It isn’t only mammals and birds that will benefit from the new reserve. Rare butterflies and moths, including the pearl-bordered fritillary and the narrow-bordered bee hawk-moth, have recently been discovered, providing a good indication that their habitats are recovering from a previously overgrazed state. These are woodland edge and glade species that need only light grazing and an abundance of nectar-rich wildflowers – especially bugle for the former, and devil’s bit scabious for the latter – to thrive.
The Great Trossachs Forest will offer something special for those inspired by the arts.
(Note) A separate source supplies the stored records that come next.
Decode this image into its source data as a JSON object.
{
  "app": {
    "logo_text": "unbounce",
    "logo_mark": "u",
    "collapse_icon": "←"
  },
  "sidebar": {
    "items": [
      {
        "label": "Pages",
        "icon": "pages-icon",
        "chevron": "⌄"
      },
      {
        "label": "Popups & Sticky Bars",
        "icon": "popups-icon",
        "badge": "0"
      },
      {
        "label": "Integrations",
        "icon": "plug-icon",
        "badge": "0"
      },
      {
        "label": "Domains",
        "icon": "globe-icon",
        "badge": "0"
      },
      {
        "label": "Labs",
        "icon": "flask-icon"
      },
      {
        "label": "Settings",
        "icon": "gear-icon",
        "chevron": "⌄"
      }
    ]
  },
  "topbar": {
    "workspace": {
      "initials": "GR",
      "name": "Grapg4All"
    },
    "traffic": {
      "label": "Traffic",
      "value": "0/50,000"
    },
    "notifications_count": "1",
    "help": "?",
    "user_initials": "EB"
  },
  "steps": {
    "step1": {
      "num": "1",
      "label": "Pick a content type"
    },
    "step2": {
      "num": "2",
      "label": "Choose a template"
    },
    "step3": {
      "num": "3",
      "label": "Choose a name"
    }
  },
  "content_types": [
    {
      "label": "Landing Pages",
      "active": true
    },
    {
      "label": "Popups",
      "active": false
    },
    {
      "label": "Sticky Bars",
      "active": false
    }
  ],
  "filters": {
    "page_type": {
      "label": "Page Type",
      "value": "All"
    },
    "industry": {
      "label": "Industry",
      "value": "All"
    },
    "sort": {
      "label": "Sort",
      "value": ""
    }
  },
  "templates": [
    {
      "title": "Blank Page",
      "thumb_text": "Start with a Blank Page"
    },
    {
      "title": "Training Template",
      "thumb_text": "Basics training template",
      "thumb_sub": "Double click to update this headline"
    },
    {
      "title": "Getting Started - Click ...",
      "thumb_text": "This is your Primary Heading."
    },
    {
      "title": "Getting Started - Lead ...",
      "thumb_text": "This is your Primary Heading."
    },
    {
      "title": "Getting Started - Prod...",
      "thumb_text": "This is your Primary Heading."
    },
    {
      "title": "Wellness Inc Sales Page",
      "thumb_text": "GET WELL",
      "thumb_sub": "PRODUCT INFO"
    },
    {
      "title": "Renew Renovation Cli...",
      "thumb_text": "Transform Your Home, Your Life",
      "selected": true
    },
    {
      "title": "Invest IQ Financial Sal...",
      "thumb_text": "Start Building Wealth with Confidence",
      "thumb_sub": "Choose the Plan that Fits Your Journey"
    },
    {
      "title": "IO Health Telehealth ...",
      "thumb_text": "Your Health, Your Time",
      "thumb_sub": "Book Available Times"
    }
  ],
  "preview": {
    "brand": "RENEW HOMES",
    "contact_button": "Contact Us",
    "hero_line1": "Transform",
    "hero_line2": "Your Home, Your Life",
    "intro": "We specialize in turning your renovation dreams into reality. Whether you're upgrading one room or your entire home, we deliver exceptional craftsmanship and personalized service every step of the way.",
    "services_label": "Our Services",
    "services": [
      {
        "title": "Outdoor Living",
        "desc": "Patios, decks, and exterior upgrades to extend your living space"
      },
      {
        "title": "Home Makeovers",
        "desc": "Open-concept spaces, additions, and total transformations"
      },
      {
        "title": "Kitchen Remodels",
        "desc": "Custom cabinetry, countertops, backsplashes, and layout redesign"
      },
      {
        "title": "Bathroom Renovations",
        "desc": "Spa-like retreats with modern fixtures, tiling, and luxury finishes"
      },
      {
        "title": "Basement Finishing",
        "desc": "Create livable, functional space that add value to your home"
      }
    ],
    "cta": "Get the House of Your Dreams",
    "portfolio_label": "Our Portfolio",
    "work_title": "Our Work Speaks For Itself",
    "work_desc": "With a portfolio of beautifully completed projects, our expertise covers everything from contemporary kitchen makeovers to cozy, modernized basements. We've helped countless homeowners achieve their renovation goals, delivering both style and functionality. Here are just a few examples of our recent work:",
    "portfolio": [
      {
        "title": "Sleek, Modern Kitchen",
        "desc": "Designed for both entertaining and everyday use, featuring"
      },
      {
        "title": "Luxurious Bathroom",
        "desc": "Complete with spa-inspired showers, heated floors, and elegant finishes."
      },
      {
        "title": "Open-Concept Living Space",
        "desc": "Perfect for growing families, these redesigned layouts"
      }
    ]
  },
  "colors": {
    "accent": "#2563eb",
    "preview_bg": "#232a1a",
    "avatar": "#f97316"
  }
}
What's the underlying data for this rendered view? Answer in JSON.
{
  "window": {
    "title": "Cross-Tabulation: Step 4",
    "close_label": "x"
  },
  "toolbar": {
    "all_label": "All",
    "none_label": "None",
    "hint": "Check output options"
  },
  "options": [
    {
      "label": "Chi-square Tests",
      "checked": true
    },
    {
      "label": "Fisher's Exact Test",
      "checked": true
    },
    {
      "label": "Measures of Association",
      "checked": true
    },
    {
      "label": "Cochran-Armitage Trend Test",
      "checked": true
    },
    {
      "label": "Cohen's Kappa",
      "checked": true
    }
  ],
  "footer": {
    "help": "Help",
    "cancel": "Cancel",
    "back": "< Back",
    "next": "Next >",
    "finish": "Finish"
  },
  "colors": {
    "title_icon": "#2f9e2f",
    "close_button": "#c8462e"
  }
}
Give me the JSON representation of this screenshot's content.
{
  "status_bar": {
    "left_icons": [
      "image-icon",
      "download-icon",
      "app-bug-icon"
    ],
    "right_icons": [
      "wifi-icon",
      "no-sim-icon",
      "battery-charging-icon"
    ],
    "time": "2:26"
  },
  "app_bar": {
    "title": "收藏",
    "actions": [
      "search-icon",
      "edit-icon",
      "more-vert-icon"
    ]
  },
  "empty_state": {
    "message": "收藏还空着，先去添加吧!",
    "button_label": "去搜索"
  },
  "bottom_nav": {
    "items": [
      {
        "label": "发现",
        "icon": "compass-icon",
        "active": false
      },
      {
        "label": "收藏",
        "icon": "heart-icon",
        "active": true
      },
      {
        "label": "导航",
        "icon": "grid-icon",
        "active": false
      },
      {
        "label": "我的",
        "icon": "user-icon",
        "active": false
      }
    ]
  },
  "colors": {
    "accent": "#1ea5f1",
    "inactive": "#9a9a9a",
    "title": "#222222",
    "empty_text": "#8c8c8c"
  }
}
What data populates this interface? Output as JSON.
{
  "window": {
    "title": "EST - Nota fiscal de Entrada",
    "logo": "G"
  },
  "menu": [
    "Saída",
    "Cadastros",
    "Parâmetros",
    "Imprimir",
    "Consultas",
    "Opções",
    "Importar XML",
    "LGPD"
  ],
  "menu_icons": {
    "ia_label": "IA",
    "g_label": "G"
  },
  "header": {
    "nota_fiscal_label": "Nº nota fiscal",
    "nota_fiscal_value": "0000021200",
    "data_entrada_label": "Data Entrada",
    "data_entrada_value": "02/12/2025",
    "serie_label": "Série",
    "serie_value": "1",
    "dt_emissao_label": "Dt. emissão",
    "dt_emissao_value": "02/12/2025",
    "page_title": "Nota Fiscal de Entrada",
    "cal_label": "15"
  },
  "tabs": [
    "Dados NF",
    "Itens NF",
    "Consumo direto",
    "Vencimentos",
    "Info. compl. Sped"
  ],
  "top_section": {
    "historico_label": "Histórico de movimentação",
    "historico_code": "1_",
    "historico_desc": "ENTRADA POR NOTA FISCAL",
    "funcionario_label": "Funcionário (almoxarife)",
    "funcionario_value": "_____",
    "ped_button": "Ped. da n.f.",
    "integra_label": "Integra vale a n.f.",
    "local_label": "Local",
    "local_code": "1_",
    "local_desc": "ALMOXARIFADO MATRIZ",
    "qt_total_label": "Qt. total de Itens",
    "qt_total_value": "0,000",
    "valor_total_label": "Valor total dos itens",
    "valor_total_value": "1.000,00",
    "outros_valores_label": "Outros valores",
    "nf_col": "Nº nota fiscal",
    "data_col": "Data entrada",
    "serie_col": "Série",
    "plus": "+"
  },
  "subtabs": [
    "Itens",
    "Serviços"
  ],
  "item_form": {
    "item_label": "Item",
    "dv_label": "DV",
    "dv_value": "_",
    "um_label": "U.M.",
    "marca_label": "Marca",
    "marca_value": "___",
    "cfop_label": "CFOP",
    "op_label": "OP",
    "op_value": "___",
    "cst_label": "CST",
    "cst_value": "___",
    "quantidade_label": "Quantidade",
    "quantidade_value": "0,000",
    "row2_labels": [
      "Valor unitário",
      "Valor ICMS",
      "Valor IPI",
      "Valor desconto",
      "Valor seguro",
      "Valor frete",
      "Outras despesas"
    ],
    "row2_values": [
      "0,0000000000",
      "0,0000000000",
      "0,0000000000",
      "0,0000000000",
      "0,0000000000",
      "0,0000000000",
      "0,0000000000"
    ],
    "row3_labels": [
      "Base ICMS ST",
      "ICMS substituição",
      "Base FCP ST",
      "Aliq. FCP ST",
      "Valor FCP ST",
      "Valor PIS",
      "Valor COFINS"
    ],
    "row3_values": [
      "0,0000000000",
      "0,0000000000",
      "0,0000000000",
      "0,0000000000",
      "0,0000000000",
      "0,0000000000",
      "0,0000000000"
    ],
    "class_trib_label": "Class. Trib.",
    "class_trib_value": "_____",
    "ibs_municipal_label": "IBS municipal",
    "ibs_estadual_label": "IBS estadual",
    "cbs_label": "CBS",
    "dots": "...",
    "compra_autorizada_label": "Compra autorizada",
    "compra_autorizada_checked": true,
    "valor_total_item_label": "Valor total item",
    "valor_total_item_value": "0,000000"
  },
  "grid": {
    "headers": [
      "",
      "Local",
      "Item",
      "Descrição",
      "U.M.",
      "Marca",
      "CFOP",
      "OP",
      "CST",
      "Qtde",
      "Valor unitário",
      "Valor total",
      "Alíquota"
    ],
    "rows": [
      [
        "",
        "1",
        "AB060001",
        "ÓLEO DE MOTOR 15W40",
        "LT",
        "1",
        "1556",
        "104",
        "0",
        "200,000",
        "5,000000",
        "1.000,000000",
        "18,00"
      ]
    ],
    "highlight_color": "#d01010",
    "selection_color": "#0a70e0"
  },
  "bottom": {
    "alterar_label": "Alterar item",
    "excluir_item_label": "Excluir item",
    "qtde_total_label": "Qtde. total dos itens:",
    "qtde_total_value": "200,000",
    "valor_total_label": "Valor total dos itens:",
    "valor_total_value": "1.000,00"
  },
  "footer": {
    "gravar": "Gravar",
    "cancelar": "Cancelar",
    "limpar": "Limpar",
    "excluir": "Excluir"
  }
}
The area is steeped in cultural history and our art and literature trail celebrates a number of important figures who have been influenced by the area. Amongst those featured are painters including John Ruskin and The Glasgow Boys, who drew inspiration from the superb scenery, and Sir Walter Scott, whose writings brought the legend of Rob Roy and the Lady of the Lake to life.
Boots, bikes and boats
Modern-day visitors can enjoy a network of paths offering fantastic views. These range from a twenty minute walk to a two-day trek along The Great Trossachs Path, one of Scotland’s Great Trails. The Great Trossachs Path along with some of our loop walks also offer some fantastic cycling opportunities.
Another great way to enjoy the spectacular scenery of the area is by boat, and there are a number of cruising options, most notably the steamship Sir Walter Scott, that plies Loch Katrine. Thanks to the Heritage Lottery Fund we have created new facilities to help visitors explore. Our two new visitor gateways provide information on the work of the partners and highlight what there is to do in the area. These facilities – the RSPB Gateway is in the Garrison car park at Inversnaid and the Woodland Trust Gateway is in the Lendrick Hill car park just outside Brig o’ Turk – are a great starting point for your adventure in The Great Trossachs Forest.
Finally, if you are interested in getting involved we are always looking for volunteers. As well as regular conservation volunteering, such as helping with surveys and species monitoring, we have a number of roles, including being a volunteer speaker and helping to greet visitors to our gateways.
So there is a ‘new kid on the block’ in the suite of Scotland’s National Nature Reserves. The Great Trossachs Forest may be the latest but chances are it will quickly prove to be one of the most popular.
To find out more about Scotland’s largest National Nature Reserve visit www.thegreattrossachsforest.co.uk
Pictures courtesy of Sue Morris (Great Trossachs Forest, National Nature Reserve)